The Chicago Board Options Exchange today announced it will list options on the following five ETFs beginning today: First Trust IPOX-100 Index Fund (AMEX and CBOE ticker symbol FPX); iShares FTSE/Xinhua China Index Fund (NYSE and CBOE ticker symbol FXI); Market Vectors Gold Miners (AMEX and CBOE ticker symbol GDX); Powershares Wilderhill Clean Energy (AMEX and CBOE ticker symbol PBW); and Powershares Water Resources Portfolio (AMEX and CBOE ticker symbol PHO).

The Designated Primary Market Makers [DPM] for the options are as follows:

First Trust IPOX-100 Index Fund (NYSEARCA:FPX)
DPM: Jane Street Specialists

iShares FTSE/Xinhua China Index Fund (NYSEARCA:FXI)
DPM: Jane Street Specialists

Market Vectors Gold Miners (NYSEARCA:GDX)
DPM: Jane Street Specialists

Powershares Wilderhill Clean Energy (NYSEARCA:PBW)
DPM: Susquehanna Investment Group

Powershares Water Resources Portfolio (NYSEARCA:PHO)
DPM: Susquehanna Investment Group

For more information on new listings, visit the Trading Tools section of the CBOE website at: http://www.cboe.com/NewListings.

Frankly, I’m not a big fan on the first two of these ETFs. FPX is unique in concept but as an risk/asset allocator, it’s hard to see how this fits in the overall portfolio construction process.
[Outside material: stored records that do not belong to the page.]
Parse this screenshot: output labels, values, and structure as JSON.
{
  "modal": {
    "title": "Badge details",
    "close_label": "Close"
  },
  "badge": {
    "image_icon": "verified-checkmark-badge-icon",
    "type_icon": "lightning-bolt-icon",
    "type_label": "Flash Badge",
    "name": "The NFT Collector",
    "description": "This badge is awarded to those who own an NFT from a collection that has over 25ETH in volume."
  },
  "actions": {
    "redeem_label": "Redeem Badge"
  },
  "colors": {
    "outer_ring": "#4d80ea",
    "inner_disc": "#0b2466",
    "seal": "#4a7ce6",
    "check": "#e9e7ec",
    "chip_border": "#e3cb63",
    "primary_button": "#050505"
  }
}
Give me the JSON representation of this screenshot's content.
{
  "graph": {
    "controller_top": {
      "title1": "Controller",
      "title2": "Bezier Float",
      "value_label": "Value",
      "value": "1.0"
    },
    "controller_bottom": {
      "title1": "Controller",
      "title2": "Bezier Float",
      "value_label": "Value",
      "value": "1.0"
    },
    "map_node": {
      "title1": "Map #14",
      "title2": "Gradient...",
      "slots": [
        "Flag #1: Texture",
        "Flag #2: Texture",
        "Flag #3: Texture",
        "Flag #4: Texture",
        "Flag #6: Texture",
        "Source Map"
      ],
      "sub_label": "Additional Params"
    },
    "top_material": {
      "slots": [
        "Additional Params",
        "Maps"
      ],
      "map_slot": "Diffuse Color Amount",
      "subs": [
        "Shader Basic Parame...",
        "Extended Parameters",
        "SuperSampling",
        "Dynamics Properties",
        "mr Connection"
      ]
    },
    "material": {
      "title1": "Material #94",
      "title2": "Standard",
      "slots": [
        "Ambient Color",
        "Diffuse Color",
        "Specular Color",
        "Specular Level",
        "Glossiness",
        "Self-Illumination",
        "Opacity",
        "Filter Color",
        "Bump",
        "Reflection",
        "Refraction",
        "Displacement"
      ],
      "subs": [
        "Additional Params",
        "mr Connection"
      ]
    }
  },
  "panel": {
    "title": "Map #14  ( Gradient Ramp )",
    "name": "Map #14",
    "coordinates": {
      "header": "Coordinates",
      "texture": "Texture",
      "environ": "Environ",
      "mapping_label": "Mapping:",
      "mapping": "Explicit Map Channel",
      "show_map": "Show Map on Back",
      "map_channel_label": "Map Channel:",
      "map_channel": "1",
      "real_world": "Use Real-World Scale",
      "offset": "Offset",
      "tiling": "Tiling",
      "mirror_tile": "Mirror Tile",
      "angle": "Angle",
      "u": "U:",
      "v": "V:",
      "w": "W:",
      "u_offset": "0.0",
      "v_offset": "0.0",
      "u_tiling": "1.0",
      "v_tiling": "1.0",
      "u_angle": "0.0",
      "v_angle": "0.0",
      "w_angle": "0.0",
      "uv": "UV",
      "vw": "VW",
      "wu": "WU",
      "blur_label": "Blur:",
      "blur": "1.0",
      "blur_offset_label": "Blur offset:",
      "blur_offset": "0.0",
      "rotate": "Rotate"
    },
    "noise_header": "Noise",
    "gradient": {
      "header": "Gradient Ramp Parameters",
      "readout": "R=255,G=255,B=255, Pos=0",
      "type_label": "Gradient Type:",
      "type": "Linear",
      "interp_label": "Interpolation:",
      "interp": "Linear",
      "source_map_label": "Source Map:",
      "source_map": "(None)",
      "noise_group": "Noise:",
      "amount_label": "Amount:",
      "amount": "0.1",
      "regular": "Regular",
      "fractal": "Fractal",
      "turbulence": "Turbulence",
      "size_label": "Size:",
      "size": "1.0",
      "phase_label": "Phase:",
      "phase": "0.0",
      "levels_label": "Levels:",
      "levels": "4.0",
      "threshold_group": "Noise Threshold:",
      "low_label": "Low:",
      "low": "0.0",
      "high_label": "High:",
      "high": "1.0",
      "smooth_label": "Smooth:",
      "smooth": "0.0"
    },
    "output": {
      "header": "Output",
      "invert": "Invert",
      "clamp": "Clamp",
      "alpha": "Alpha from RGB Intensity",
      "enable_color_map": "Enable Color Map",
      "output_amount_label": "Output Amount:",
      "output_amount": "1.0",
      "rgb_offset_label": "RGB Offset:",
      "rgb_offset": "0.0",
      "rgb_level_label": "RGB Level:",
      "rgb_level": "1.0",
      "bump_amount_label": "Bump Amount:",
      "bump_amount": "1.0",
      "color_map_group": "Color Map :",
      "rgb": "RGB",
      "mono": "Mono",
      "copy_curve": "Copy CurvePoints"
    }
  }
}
For me, there are just so many better choices to play China than FXI. Although a big believer in ETFs, China has to be one area where an active manager has a more than decent shot of beating a comparable benchmark index. Also, the costs of FXI don’t justify what’s in the fund. I think that instead of an index ETF, China should be managed with a long-short equity strategy. Whether that’s actually possible (restrictions from Chinese securities regulators) is an obvious limitation but certainly there’s optimal solution somewhere in between.

Although late in arriving by just over two months, put options on GDX, PBW and PHO are certainly a good arrival for investors in these underlying positions.

Investors who use some sort of risk budgeting system to help in determining asset allocation constraints will be happy to see more options for ETFs that have historically shown large price volatility. The recent discussions on this site on the pros/cons of inverse funds, shorting and put options should allow more investors to essentially manage their portfolios in a very “hedge fund”-like manner.